Prompt — Every entry below needs to be copied exactly.

Data to use —
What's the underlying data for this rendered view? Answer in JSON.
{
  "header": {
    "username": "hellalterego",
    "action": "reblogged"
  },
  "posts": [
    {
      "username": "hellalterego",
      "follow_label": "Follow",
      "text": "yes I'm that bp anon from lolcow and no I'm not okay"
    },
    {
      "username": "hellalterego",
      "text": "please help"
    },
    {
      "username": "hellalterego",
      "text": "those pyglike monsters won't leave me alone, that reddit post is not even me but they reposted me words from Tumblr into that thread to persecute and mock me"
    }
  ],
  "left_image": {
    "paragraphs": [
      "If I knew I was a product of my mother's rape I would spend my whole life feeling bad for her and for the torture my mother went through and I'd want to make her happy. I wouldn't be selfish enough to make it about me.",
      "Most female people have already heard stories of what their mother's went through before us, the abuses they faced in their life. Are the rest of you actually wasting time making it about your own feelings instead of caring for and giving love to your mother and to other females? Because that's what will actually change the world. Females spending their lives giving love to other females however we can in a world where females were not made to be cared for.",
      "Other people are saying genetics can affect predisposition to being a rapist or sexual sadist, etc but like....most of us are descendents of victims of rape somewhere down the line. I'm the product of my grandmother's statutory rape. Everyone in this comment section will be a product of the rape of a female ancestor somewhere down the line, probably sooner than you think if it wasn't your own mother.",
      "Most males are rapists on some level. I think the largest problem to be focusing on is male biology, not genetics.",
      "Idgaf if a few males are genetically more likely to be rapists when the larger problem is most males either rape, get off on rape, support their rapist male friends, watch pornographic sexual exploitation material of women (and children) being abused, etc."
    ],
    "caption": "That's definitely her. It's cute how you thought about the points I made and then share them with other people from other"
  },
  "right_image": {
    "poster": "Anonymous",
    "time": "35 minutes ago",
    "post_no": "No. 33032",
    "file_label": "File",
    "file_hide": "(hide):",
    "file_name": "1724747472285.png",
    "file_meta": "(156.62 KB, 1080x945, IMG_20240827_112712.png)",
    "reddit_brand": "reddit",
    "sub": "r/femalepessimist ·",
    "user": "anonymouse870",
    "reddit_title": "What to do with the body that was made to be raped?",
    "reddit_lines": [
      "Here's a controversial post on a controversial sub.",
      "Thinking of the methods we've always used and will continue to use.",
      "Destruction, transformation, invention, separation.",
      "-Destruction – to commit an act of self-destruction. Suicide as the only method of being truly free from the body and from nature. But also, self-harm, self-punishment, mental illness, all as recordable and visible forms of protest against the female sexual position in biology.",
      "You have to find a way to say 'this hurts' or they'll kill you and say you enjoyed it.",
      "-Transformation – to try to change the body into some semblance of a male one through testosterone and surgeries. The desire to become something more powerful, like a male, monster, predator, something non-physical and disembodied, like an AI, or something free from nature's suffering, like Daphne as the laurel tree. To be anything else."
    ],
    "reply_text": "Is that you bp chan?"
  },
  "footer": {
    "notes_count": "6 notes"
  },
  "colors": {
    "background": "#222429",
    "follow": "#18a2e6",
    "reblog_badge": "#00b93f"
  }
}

Output of the task —
What's the underlying data for this rendered view? Answer in JSON.
{
  "header": {
    "username": "hellalterego",
    "action": "reblogged"
  },
  "posts": [
    {
      "username": "hellalterego",
      "follow_label": "Follow",
      "text": "yes I'm that bp anon from lolcow and no I'm not okay"
    },
    {
      "username": "hellalterego",
      "text": "please help"
    },
    {
      "username": "hellalterego",
      "text": "those pyglike monsters won't leave me alone, that reddit post is not even me but they reposted me words from Tumblr into that thread to persecute and mock me"
    }
  ],
  "left_image": {
    "paragraphs": [
      "If I knew I was a product of my mother's rape I would spend my whole life feeling bad for her and for the torture my mother went through and I'd want to make her happy. I wouldn't be selfish enough to make it about me.",
      "Most female people have already heard stories of what their mother's went through before us, the abuses they faced in their life. Are the rest of you actually wasting time making it about your own feelings instead of caring for and giving love to your mother and to other females? Because that's what will actually change the world. Females spending their lives giving love to other females however we can in a world where females were not made to be cared for.",
      "Other people are saying genetics can affect predisposition to being a rapist or sexual sadist, etc but like....most of us are descendents of victims of rape somewhere down the line. I'm the product of my grandmother's statutory rape. Everyone in this comment section will be a product of the rape of a female ancestor somewhere down the line, probably sooner than you think if it wasn't your own mother.",
      "Most males are rapists on some level. I think the largest problem to be focusing on is male biology, not genetics.",
      "Idgaf if a few males are genetically more likely to be rapists when the larger problem is most males either rape, get off on rape, support their rapist male friends, watch pornographic sexual exploitation material of women (and children) being abused, etc."
    ],
    "caption": "That's definitely her. It's cute how you thought about the points I made and then share them with other people from other"
  },
  "right_image": {
    "poster": "Anonymous",
    "time": "35 minutes ago",
    "post_no": "No. 33032",
    "file_label": "File",
    "file_hide": "(hide):",
    "file_name": "1724747472285.png",
    "file_meta": "(156.62 KB, 1080x945, IMG_20240827_112712.png)",
    "reddit_brand": "reddit",
    "sub": "r/femalepessimist ·",
    "user": "anonymouse870",
    "reddit_title": "What to do with the body that was made to be raped?",
    "reddit_lines": [
      "Here's a controversial post on a controversial sub.",
      "Thinking of the methods we've always used and will continue to use.",
      "Destruction, transformation, invention, separation.",
      "-Destruction – to commit an act of self-destruction. Suicide as the only method of being truly free from the body and from nature. But also, self-harm, self-punishment, mental illness, all as recordable and visible forms of protest against the female sexual position in biology.",
      "You have to find a way to say 'this hurts' or they'll kill you and say you enjoyed it.",
      "-Transformation – to try to change the body into some semblance of a male one through testosterone and surgeries. The desire to become something more powerful, like a male, monster, predator, something non-physical and disembodied, like an AI, or something free from nature's suffering, like Daphne as the laurel tree. To be anything else."
    ],
    "reply_text": "Is that you bp chan?"
  },
  "footer": {
    "notes_count": "6 notes"
  },
  "colors": {
    "background": "#222429",
    "follow": "#18a2e6",
    "reblog_badge": "#00b93f"
  }
}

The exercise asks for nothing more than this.